App and web page records:
○ ○ ○ ○ ○

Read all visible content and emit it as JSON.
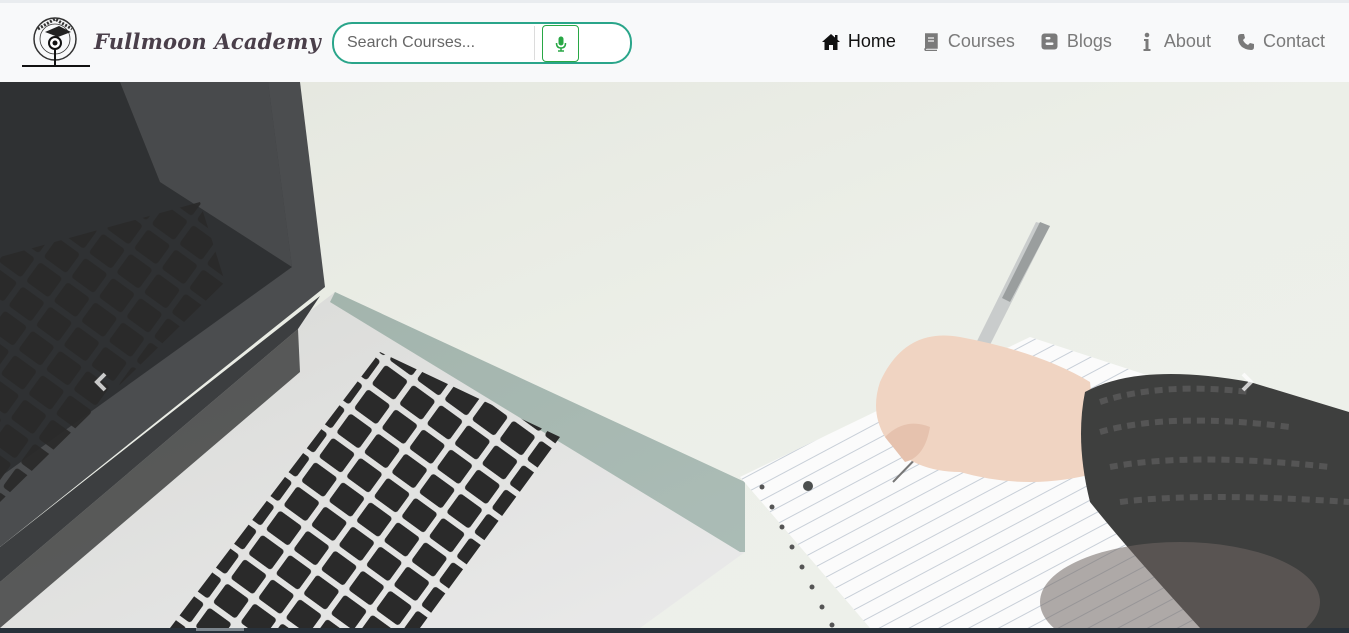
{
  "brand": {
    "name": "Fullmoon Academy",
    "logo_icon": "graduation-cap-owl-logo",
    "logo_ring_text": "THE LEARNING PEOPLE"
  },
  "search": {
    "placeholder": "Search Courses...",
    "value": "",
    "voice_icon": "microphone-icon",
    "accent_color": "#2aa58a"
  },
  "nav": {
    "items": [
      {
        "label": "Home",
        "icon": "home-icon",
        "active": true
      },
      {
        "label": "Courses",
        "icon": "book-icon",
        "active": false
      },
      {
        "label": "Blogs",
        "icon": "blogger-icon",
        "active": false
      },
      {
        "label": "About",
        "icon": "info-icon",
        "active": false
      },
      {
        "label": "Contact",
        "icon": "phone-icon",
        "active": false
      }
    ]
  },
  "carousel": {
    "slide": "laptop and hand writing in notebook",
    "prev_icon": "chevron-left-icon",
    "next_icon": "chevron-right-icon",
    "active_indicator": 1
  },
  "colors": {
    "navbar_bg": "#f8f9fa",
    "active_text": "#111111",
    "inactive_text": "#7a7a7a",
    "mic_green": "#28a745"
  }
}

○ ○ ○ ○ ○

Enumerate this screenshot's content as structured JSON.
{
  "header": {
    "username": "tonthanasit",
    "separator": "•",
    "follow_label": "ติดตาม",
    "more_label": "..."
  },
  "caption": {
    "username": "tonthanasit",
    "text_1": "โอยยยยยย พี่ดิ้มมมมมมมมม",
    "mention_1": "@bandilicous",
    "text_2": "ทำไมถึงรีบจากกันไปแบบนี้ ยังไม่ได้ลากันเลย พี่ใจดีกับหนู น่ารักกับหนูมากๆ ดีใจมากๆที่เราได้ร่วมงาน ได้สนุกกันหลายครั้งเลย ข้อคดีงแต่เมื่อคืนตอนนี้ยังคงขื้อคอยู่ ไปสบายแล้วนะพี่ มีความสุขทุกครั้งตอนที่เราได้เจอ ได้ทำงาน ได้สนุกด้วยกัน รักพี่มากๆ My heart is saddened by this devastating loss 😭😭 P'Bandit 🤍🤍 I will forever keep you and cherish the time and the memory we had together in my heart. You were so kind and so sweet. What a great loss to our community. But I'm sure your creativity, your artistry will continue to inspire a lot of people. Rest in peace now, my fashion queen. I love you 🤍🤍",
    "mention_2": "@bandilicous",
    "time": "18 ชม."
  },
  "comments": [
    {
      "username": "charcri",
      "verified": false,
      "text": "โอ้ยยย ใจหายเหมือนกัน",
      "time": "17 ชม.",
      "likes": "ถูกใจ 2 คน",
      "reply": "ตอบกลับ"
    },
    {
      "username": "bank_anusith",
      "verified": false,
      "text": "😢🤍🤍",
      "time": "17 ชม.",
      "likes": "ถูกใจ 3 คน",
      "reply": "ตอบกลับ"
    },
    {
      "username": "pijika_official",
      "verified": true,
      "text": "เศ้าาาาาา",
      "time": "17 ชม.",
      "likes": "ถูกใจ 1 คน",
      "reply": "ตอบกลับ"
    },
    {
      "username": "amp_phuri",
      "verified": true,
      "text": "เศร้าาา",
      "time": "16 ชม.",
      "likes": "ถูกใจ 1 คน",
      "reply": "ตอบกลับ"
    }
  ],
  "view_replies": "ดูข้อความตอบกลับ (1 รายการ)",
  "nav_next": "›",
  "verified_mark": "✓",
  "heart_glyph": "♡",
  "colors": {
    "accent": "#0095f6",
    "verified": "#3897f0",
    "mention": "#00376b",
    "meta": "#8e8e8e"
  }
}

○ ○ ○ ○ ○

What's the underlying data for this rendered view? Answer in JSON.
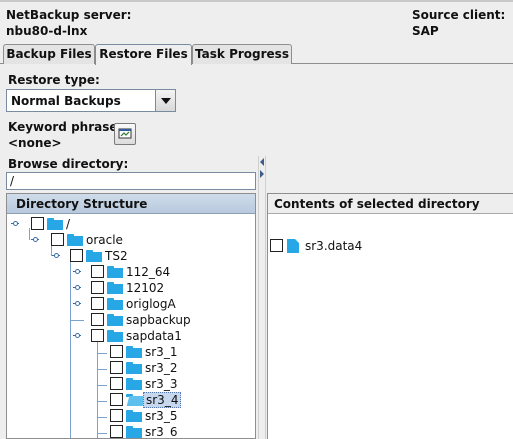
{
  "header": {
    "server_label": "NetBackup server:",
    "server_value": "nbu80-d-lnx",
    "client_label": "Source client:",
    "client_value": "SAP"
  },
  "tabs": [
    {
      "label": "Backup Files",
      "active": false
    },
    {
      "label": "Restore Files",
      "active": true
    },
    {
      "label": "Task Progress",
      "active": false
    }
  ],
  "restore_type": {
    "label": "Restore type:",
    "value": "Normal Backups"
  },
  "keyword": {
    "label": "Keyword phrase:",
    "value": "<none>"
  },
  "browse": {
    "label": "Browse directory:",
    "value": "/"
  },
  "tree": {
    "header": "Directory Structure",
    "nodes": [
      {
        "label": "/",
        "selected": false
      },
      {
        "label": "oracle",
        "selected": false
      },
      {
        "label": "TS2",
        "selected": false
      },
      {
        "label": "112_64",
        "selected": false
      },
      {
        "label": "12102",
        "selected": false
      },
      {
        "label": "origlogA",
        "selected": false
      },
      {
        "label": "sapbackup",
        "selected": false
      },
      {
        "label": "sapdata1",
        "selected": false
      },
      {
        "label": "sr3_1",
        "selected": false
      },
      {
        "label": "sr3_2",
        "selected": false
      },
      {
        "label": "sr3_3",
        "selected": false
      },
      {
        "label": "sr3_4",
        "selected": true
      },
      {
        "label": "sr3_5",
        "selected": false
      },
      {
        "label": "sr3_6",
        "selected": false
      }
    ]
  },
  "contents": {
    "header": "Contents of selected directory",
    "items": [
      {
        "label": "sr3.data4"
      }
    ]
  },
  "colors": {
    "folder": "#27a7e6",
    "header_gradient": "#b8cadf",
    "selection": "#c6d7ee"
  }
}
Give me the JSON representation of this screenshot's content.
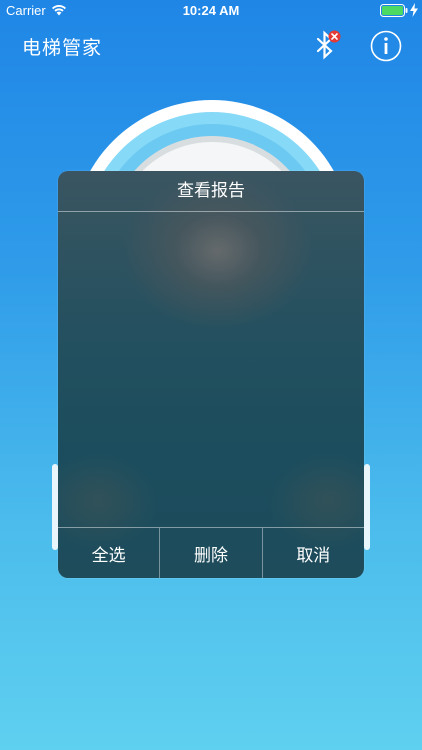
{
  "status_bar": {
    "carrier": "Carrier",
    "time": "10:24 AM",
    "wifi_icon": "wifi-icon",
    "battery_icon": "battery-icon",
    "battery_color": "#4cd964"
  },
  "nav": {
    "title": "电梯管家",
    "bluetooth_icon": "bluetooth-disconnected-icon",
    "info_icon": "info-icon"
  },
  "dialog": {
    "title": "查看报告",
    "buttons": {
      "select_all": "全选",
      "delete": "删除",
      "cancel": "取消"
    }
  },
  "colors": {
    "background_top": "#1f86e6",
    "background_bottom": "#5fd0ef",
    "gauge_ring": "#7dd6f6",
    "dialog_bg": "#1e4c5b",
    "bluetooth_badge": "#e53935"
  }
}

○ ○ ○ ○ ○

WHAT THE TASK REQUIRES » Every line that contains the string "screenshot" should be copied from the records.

EXPECTED ANSWER »
Enumerate this screenshot's content as structured JSON.
Give me the JSON representation of this screenshot's content.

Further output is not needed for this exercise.